Doctor sees weight control as 'ultimate preventive medicine'
By J.M. Hirsh
|Milton Martin Jr., who disliked diet group therapy, now goes to Physicians Healthy Weight Center in Hampton, N.H., where he sees a medical specialist.
"I don't function well in group therapy," he said, adding that he had tried Weight Watchers and hated the meetings.
The 64-year-old accountant wanted more science and less socializing. He also wanted a plan that addressed all of his concerns including his escalating cholesterol not just his belly.
Now he sees Dr. Jennifer Warren, one of a small but growing number of physicians nationally who are specializing in weight management after their family practices were overwhelmed by patients with weight-related health problems.
"Primary care is preventive medicine. This really is the ultimate preventive medicine," said Warren, who left her general practice in February to open Physicians Healthy Weight Center, an obesity clinic in Hampton.
"That's what got me started in this direction," the 39-year-old said in a recent interview. "So many of the medical problems I was treating in family care were weight-related."
Three weeks into his treatment, Martin's cholesterol was down and he had lost 12 pounds, thanks to low-dose appetite suppressants and calorie-cutting.
With two-thirds of Americans overweight and at greater risk for heart disease, diabetes and certain cancers, many in the medical community want to redefine the role doctors have in helping people slim down.
Doctors say the pressures of general practice which can limit time with patients to mere minutes and a lack of specialized training make it difficult to treat obesity in a primary-care environment.
They say treatment involves not only creating individualized diet and fitness plans, but also assessing serious health concerns and addressing the underlying emotional and psychological issues that contributed to the weight gain.
Though often associated with gastric surgery, a procedure that reduces the size of the stomach, so-called bariatric medicine includes a gamut of treatments, from special diets to counseling to prescription drugs.
The impetus for change comes mostly from medical schools, according to Dr. George Blackburn, associate director of Harvard Medical School's nutrition division.

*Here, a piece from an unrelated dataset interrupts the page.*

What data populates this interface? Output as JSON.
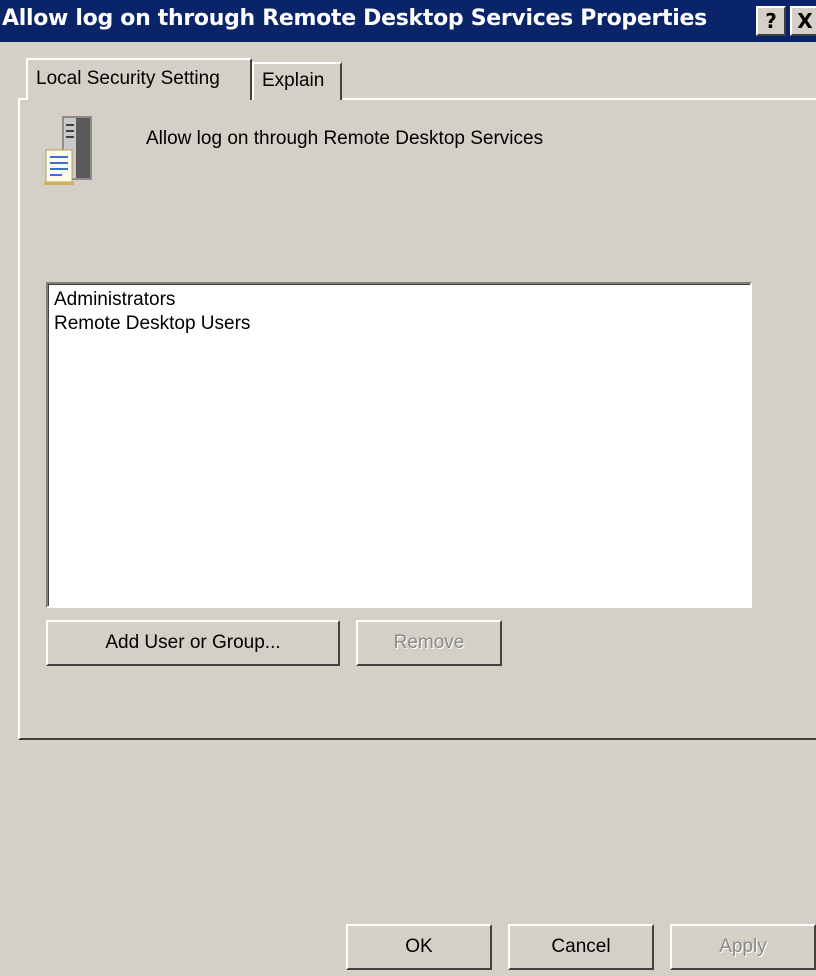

Medical students and young doctors are demanding to know more about nutrition and weight management, which previously was absent from most curricula, he said.
"We always ask physicians whether they see obese patients in the practice. They just laugh at us and say at least half," said Beth Little, executive director of the American Society of Bariatric Physicians.
"They used to say there was nothing they could do. Now they are just taking it a lot more seriously."
Head counts of bariatric physicians are imprecise; Little's group has 1,104 members, an increase of 165 from two years ago. The American Board of Bariatric Medicine has 236 certified physicians, and expects to add another 50 this year.
There have been spikes before, fueled mostly by popular drugs and procedures, such as the now banned diet drug fen-phen and a surge of interest in bariatric surgery. But Little said this time the interest is more sustained.